[Provided data]

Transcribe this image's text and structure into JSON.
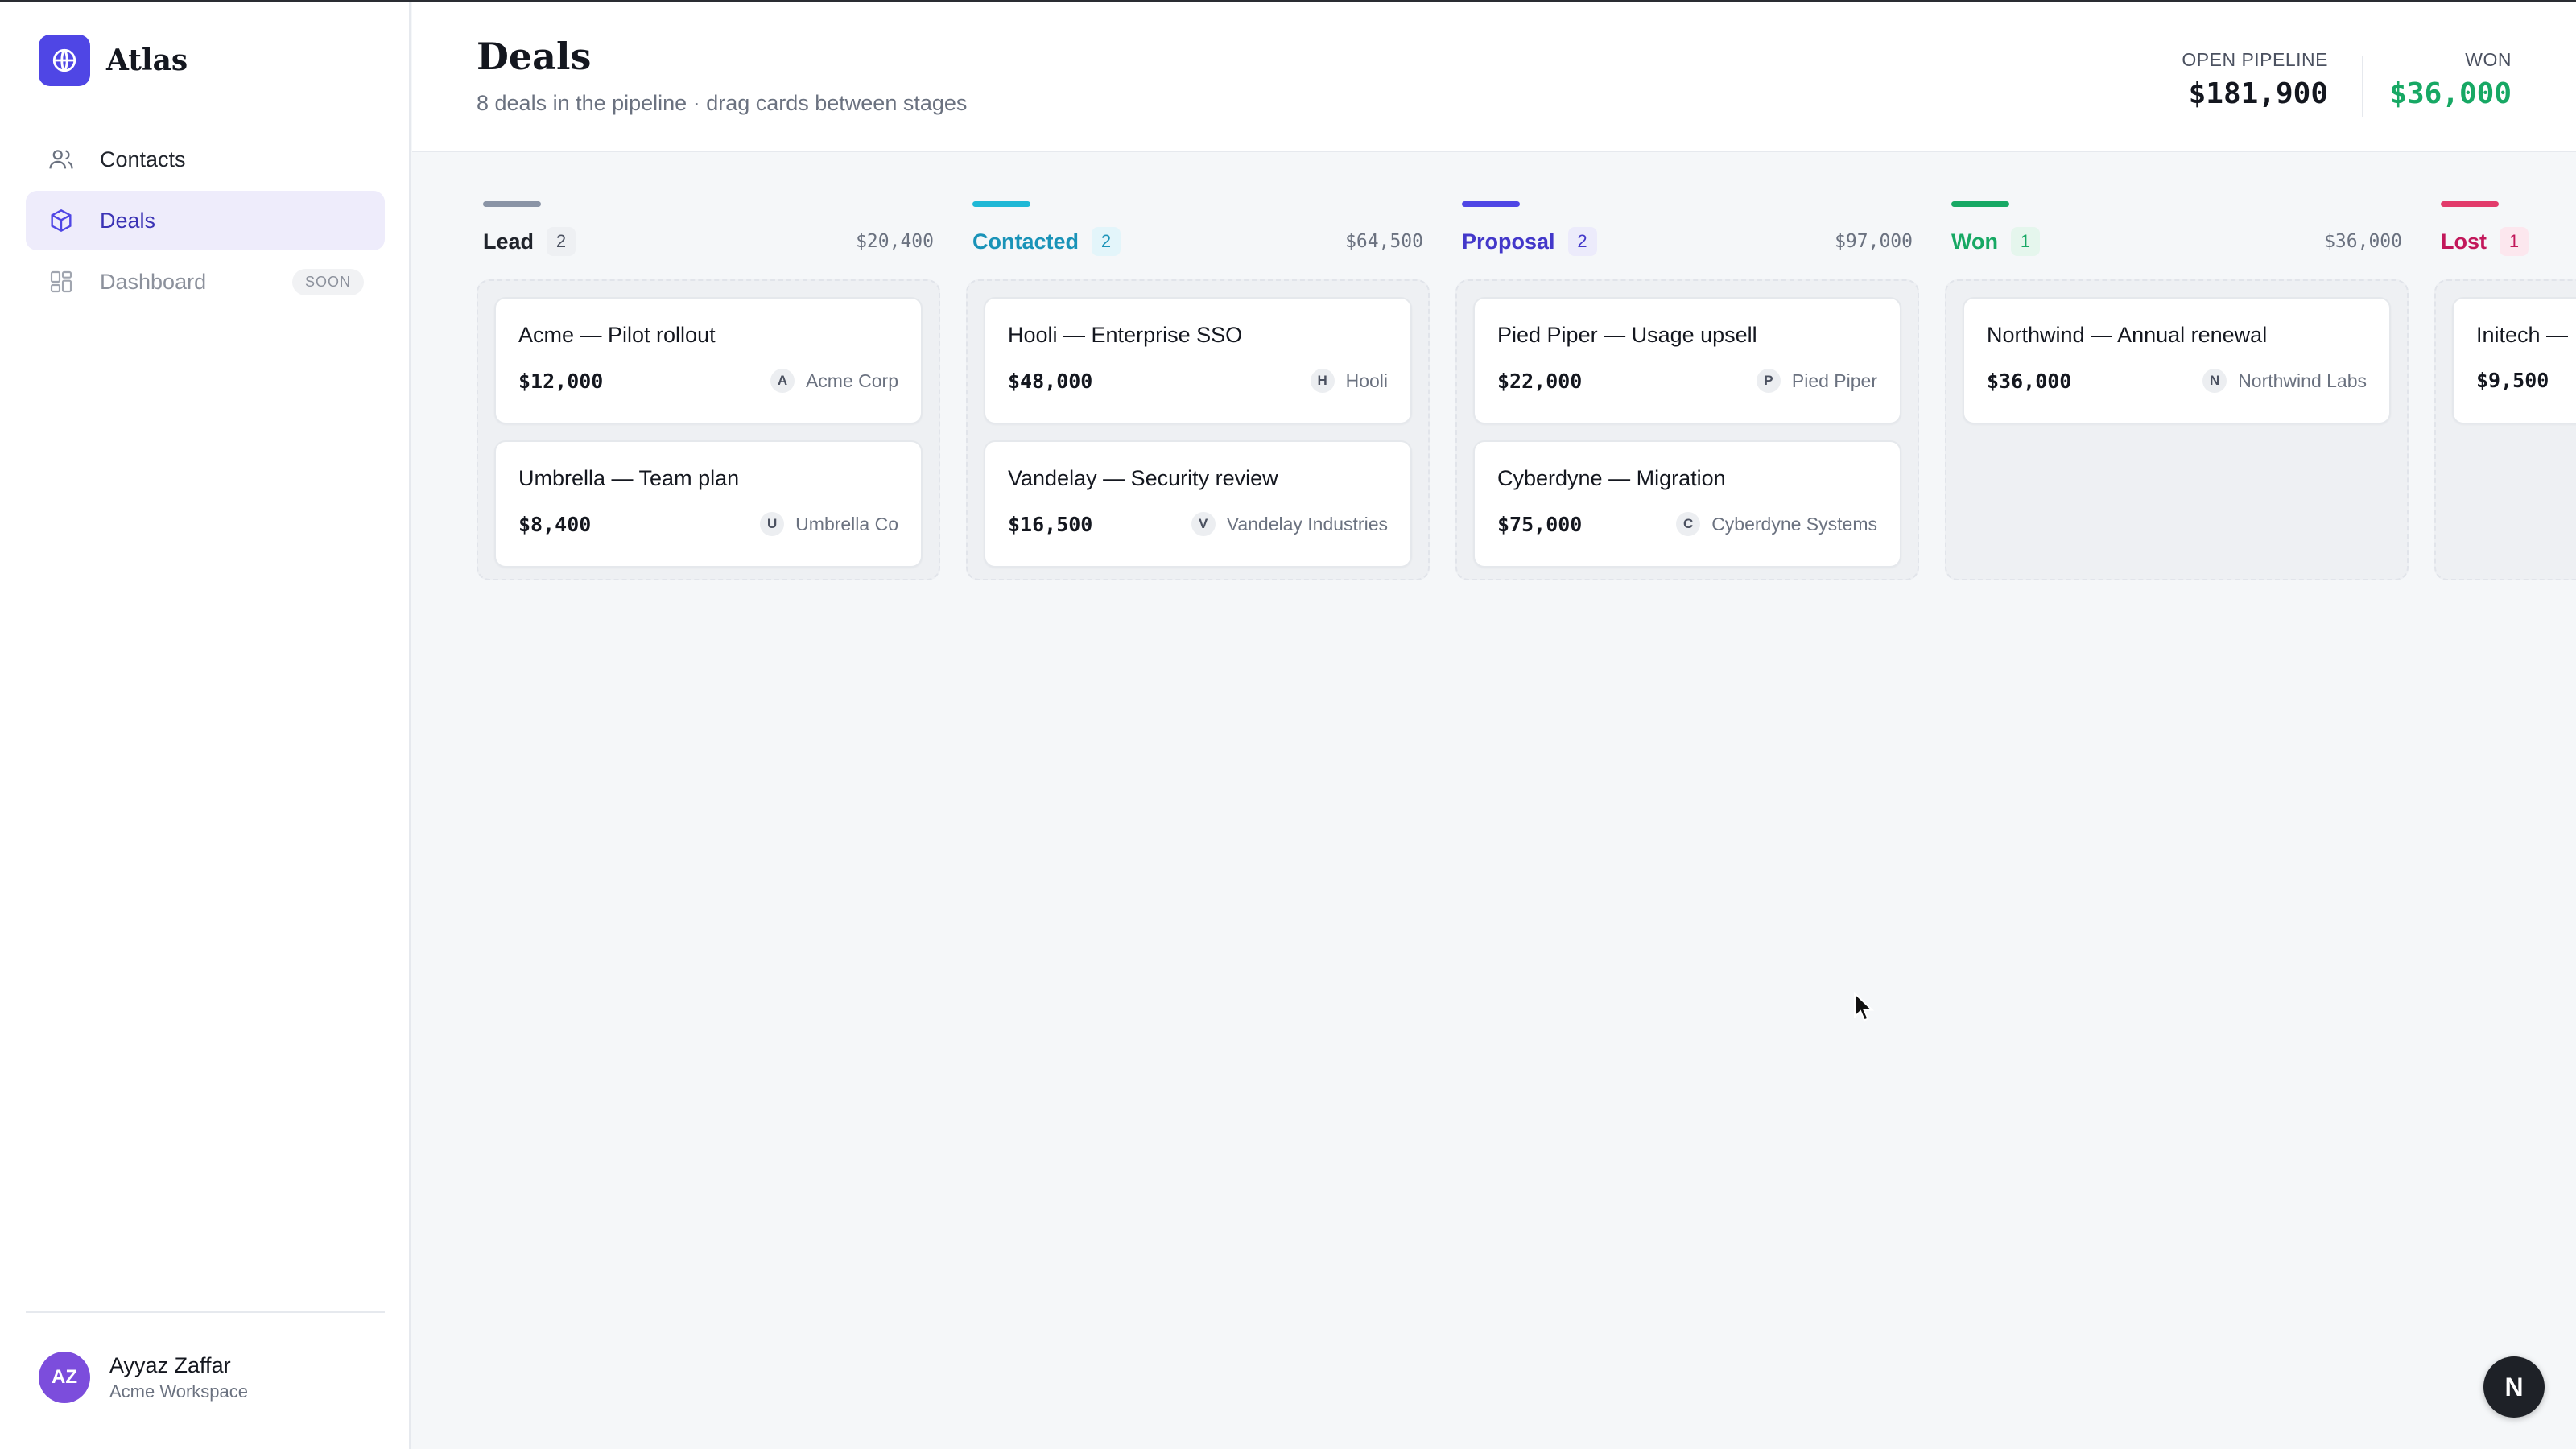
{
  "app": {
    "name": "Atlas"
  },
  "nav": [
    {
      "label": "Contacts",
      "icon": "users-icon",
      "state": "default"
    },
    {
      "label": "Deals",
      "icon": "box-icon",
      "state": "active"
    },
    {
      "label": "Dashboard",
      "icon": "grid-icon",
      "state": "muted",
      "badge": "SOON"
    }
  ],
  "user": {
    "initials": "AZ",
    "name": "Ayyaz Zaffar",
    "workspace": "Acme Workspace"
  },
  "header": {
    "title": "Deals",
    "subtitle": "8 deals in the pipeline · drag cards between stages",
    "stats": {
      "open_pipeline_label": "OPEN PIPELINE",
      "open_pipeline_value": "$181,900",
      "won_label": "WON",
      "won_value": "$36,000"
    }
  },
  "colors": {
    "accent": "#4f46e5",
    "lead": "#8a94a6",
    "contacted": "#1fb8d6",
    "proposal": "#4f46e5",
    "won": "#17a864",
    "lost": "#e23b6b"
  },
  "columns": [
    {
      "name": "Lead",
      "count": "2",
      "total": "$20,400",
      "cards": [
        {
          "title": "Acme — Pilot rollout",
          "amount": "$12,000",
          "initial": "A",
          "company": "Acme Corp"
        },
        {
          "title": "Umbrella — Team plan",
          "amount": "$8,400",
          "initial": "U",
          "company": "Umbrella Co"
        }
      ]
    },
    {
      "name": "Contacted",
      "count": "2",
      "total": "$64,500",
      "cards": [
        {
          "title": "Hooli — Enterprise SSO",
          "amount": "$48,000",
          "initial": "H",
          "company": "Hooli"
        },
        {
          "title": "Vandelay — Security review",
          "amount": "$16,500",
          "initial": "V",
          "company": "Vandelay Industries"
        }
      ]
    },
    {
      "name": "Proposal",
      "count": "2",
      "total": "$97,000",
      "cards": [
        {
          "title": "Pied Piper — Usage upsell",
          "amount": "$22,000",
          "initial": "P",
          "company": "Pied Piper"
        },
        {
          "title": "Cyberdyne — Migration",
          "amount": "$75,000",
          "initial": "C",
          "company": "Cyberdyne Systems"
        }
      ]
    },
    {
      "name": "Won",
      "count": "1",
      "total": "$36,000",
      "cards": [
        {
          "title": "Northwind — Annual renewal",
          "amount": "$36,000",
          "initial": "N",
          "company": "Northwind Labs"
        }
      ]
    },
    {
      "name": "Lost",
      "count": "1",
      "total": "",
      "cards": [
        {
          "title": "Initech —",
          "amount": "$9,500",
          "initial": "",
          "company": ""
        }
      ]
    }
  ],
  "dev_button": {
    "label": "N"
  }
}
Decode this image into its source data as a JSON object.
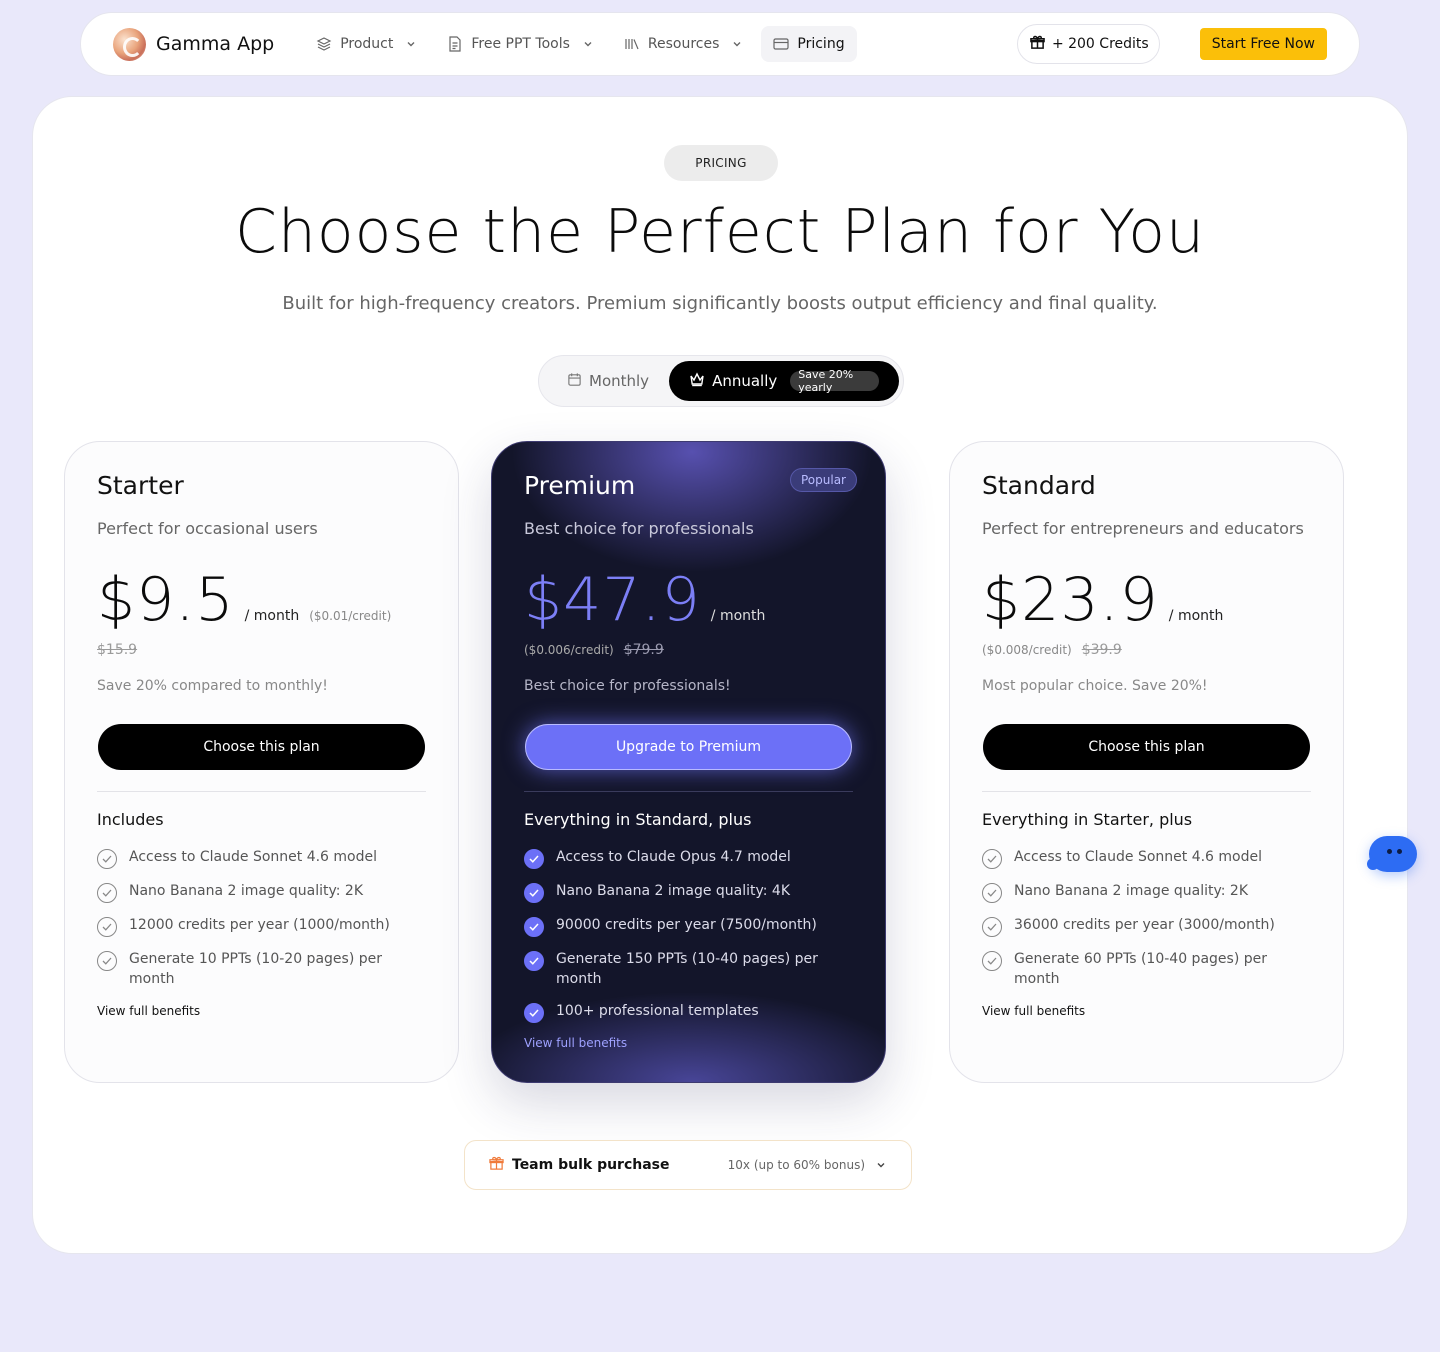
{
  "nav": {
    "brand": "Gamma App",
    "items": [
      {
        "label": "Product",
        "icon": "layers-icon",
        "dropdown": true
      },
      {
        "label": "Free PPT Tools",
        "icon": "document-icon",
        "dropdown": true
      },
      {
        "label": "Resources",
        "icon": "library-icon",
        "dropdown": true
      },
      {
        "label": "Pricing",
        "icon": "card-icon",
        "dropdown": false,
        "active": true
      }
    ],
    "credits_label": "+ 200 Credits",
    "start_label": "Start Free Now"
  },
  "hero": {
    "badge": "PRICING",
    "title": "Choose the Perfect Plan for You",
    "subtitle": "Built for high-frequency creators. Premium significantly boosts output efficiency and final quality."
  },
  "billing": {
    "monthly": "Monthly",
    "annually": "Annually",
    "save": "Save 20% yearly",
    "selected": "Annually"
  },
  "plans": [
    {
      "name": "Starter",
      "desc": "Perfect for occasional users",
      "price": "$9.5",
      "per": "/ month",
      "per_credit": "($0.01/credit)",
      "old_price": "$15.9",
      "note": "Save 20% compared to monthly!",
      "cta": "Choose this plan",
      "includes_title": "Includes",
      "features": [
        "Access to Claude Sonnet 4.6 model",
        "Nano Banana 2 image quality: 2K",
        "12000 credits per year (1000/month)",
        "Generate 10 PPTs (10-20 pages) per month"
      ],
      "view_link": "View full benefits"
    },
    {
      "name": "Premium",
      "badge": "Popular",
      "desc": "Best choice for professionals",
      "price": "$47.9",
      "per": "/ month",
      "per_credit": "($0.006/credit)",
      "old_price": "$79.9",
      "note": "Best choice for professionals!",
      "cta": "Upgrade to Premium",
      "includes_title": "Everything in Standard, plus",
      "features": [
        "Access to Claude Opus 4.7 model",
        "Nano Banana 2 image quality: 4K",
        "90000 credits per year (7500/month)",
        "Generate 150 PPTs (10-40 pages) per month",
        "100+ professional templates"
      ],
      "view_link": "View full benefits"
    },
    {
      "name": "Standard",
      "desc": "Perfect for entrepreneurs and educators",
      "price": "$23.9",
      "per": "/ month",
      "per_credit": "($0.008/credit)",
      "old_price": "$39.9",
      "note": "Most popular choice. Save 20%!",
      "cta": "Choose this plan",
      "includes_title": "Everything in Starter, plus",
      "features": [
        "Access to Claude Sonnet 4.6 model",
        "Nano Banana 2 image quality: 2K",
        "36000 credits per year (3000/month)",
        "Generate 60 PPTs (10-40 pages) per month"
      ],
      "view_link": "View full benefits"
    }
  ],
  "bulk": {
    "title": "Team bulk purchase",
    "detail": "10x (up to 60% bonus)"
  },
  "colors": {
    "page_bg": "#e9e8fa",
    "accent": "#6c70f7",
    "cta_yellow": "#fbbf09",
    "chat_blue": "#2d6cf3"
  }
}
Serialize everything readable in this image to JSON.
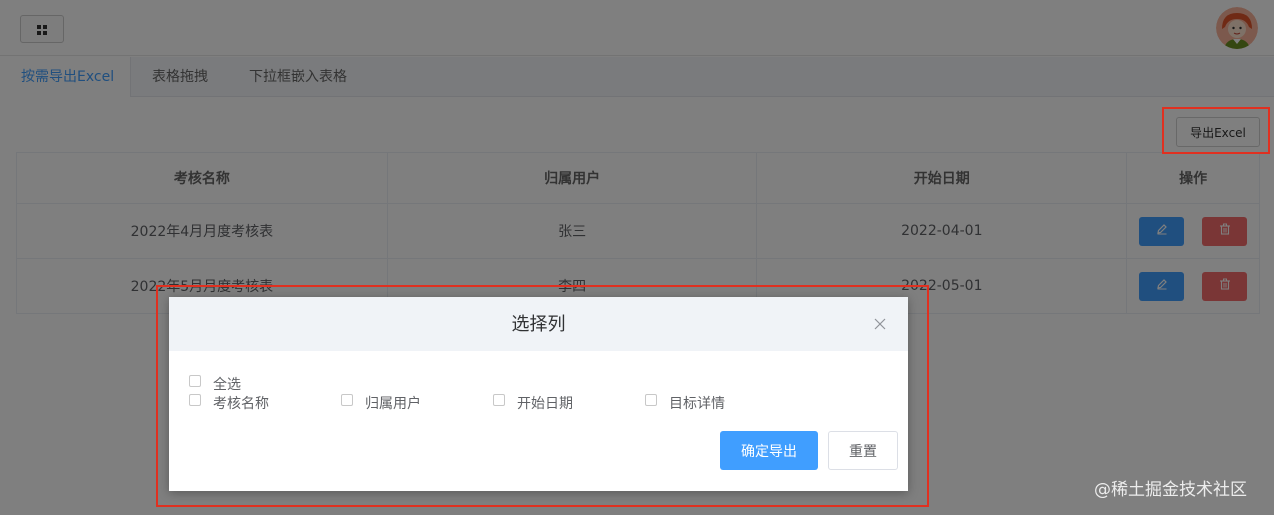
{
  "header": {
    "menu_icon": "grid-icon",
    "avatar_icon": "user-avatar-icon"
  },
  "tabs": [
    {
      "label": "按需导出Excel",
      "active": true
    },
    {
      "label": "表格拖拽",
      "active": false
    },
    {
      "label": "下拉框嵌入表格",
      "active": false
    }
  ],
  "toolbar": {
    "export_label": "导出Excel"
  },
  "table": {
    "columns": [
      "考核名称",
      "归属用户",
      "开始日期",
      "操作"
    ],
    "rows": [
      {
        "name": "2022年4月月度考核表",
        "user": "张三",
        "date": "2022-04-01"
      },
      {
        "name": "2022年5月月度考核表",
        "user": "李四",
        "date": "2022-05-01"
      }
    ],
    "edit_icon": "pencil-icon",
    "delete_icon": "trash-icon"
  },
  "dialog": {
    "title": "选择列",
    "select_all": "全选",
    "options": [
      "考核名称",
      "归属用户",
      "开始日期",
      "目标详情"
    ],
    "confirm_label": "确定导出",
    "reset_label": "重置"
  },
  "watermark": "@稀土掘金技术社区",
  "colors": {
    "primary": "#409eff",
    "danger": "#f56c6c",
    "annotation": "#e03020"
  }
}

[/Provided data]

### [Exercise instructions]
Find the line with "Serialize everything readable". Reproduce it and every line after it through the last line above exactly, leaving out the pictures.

### [Response to this task]
Serialize everything readable in this image to JSON.
{
  "header": {
    "menu_icon": "grid-icon",
    "avatar_icon": "user-avatar-icon"
  },
  "tabs": [
    {
      "label": "按需导出Excel",
      "active": true
    },
    {
      "label": "表格拖拽",
      "active": false
    },
    {
      "label": "下拉框嵌入表格",
      "active": false
    }
  ],
  "toolbar": {
    "export_label": "导出Excel"
  },
  "table": {
    "columns": [
      "考核名称",
      "归属用户",
      "开始日期",
      "操作"
    ],
    "rows": [
      {
        "name": "2022年4月月度考核表",
        "user": "张三",
        "date": "2022-04-01"
      },
      {
        "name": "2022年5月月度考核表",
        "user": "李四",
        "date": "2022-05-01"
      }
    ],
    "edit_icon": "pencil-icon",
    "delete_icon": "trash-icon"
  },
  "dialog": {
    "title": "选择列",
    "select_all": "全选",
    "options": [
      "考核名称",
      "归属用户",
      "开始日期",
      "目标详情"
    ],
    "confirm_label": "确定导出",
    "reset_label": "重置"
  },
  "watermark": "@稀土掘金技术社区",
  "colors": {
    "primary": "#409eff",
    "danger": "#f56c6c",
    "annotation": "#e03020"
  }
}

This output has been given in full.